**Task**
In how many lines of the records does the string "label" appear? State only the number.

**Data for this exercise**
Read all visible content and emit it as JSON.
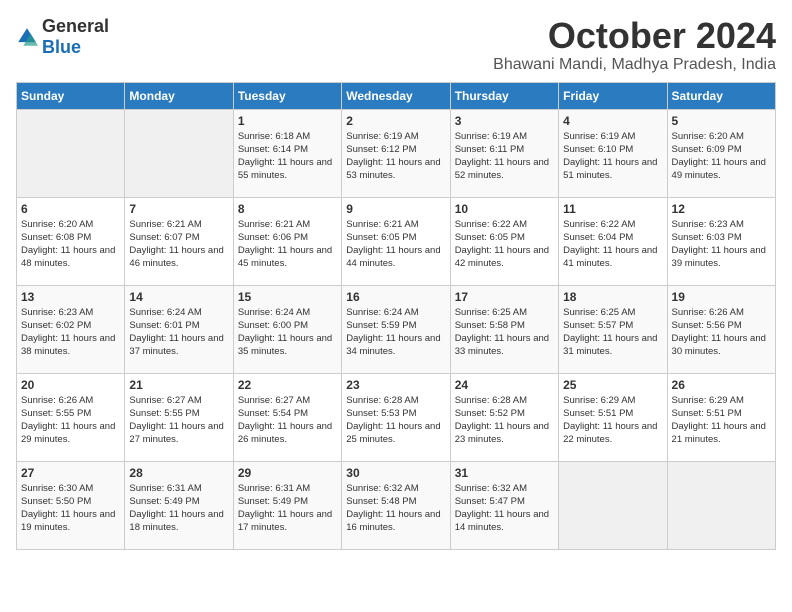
{
  "header": {
    "logo_general": "General",
    "logo_blue": "Blue",
    "month_title": "October 2024",
    "location": "Bhawani Mandi, Madhya Pradesh, India"
  },
  "days_of_week": [
    "Sunday",
    "Monday",
    "Tuesday",
    "Wednesday",
    "Thursday",
    "Friday",
    "Saturday"
  ],
  "weeks": [
    [
      {
        "day": "",
        "info": ""
      },
      {
        "day": "",
        "info": ""
      },
      {
        "day": "1",
        "info": "Sunrise: 6:18 AM\nSunset: 6:14 PM\nDaylight: 11 hours and 55 minutes."
      },
      {
        "day": "2",
        "info": "Sunrise: 6:19 AM\nSunset: 6:12 PM\nDaylight: 11 hours and 53 minutes."
      },
      {
        "day": "3",
        "info": "Sunrise: 6:19 AM\nSunset: 6:11 PM\nDaylight: 11 hours and 52 minutes."
      },
      {
        "day": "4",
        "info": "Sunrise: 6:19 AM\nSunset: 6:10 PM\nDaylight: 11 hours and 51 minutes."
      },
      {
        "day": "5",
        "info": "Sunrise: 6:20 AM\nSunset: 6:09 PM\nDaylight: 11 hours and 49 minutes."
      }
    ],
    [
      {
        "day": "6",
        "info": "Sunrise: 6:20 AM\nSunset: 6:08 PM\nDaylight: 11 hours and 48 minutes."
      },
      {
        "day": "7",
        "info": "Sunrise: 6:21 AM\nSunset: 6:07 PM\nDaylight: 11 hours and 46 minutes."
      },
      {
        "day": "8",
        "info": "Sunrise: 6:21 AM\nSunset: 6:06 PM\nDaylight: 11 hours and 45 minutes."
      },
      {
        "day": "9",
        "info": "Sunrise: 6:21 AM\nSunset: 6:05 PM\nDaylight: 11 hours and 44 minutes."
      },
      {
        "day": "10",
        "info": "Sunrise: 6:22 AM\nSunset: 6:05 PM\nDaylight: 11 hours and 42 minutes."
      },
      {
        "day": "11",
        "info": "Sunrise: 6:22 AM\nSunset: 6:04 PM\nDaylight: 11 hours and 41 minutes."
      },
      {
        "day": "12",
        "info": "Sunrise: 6:23 AM\nSunset: 6:03 PM\nDaylight: 11 hours and 39 minutes."
      }
    ],
    [
      {
        "day": "13",
        "info": "Sunrise: 6:23 AM\nSunset: 6:02 PM\nDaylight: 11 hours and 38 minutes."
      },
      {
        "day": "14",
        "info": "Sunrise: 6:24 AM\nSunset: 6:01 PM\nDaylight: 11 hours and 37 minutes."
      },
      {
        "day": "15",
        "info": "Sunrise: 6:24 AM\nSunset: 6:00 PM\nDaylight: 11 hours and 35 minutes."
      },
      {
        "day": "16",
        "info": "Sunrise: 6:24 AM\nSunset: 5:59 PM\nDaylight: 11 hours and 34 minutes."
      },
      {
        "day": "17",
        "info": "Sunrise: 6:25 AM\nSunset: 5:58 PM\nDaylight: 11 hours and 33 minutes."
      },
      {
        "day": "18",
        "info": "Sunrise: 6:25 AM\nSunset: 5:57 PM\nDaylight: 11 hours and 31 minutes."
      },
      {
        "day": "19",
        "info": "Sunrise: 6:26 AM\nSunset: 5:56 PM\nDaylight: 11 hours and 30 minutes."
      }
    ],
    [
      {
        "day": "20",
        "info": "Sunrise: 6:26 AM\nSunset: 5:55 PM\nDaylight: 11 hours and 29 minutes."
      },
      {
        "day": "21",
        "info": "Sunrise: 6:27 AM\nSunset: 5:55 PM\nDaylight: 11 hours and 27 minutes."
      },
      {
        "day": "22",
        "info": "Sunrise: 6:27 AM\nSunset: 5:54 PM\nDaylight: 11 hours and 26 minutes."
      },
      {
        "day": "23",
        "info": "Sunrise: 6:28 AM\nSunset: 5:53 PM\nDaylight: 11 hours and 25 minutes."
      },
      {
        "day": "24",
        "info": "Sunrise: 6:28 AM\nSunset: 5:52 PM\nDaylight: 11 hours and 23 minutes."
      },
      {
        "day": "25",
        "info": "Sunrise: 6:29 AM\nSunset: 5:51 PM\nDaylight: 11 hours and 22 minutes."
      },
      {
        "day": "26",
        "info": "Sunrise: 6:29 AM\nSunset: 5:51 PM\nDaylight: 11 hours and 21 minutes."
      }
    ],
    [
      {
        "day": "27",
        "info": "Sunrise: 6:30 AM\nSunset: 5:50 PM\nDaylight: 11 hours and 19 minutes."
      },
      {
        "day": "28",
        "info": "Sunrise: 6:31 AM\nSunset: 5:49 PM\nDaylight: 11 hours and 18 minutes."
      },
      {
        "day": "29",
        "info": "Sunrise: 6:31 AM\nSunset: 5:49 PM\nDaylight: 11 hours and 17 minutes."
      },
      {
        "day": "30",
        "info": "Sunrise: 6:32 AM\nSunset: 5:48 PM\nDaylight: 11 hours and 16 minutes."
      },
      {
        "day": "31",
        "info": "Sunrise: 6:32 AM\nSunset: 5:47 PM\nDaylight: 11 hours and 14 minutes."
      },
      {
        "day": "",
        "info": ""
      },
      {
        "day": "",
        "info": ""
      }
    ]
  ]
}
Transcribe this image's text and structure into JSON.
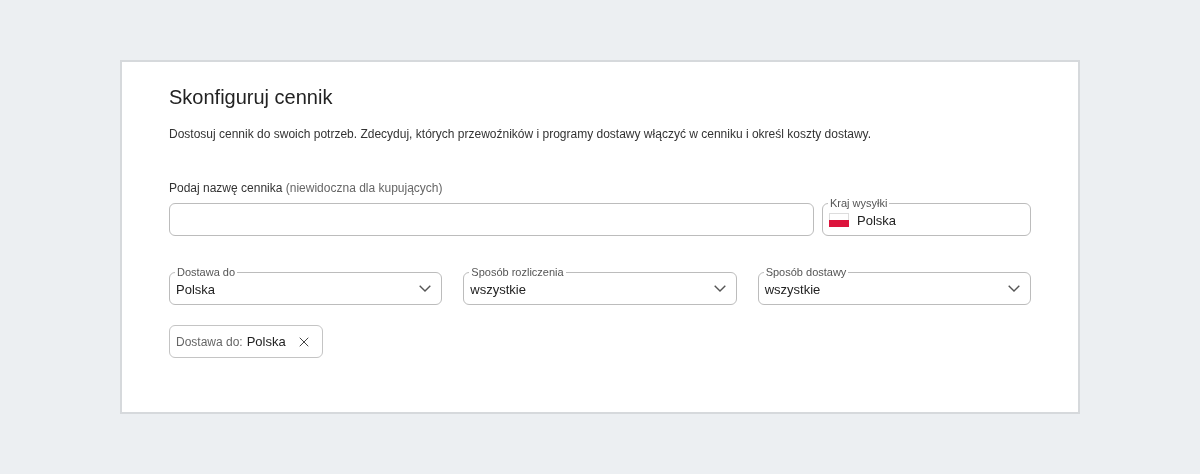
{
  "title": "Skonfiguruj cennik",
  "description": "Dostosuj cennik do swoich potrzeb. Zdecyduj, których przewoźników i programy dostawy włączyć w cenniku i określ koszty dostawy.",
  "name_field": {
    "label": "Podaj nazwę cennika",
    "hint": "(niewidoczna dla kupujących)"
  },
  "country_field": {
    "label": "Kraj wysyłki",
    "value": "Polska"
  },
  "selects": [
    {
      "label": "Dostawa do",
      "value": "Polska"
    },
    {
      "label": "Sposób rozliczenia",
      "value": "wszystkie"
    },
    {
      "label": "Sposób dostawy",
      "value": "wszystkie"
    }
  ],
  "chips": [
    {
      "label": "Dostawa do:",
      "value": "Polska"
    }
  ]
}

**Answer**
6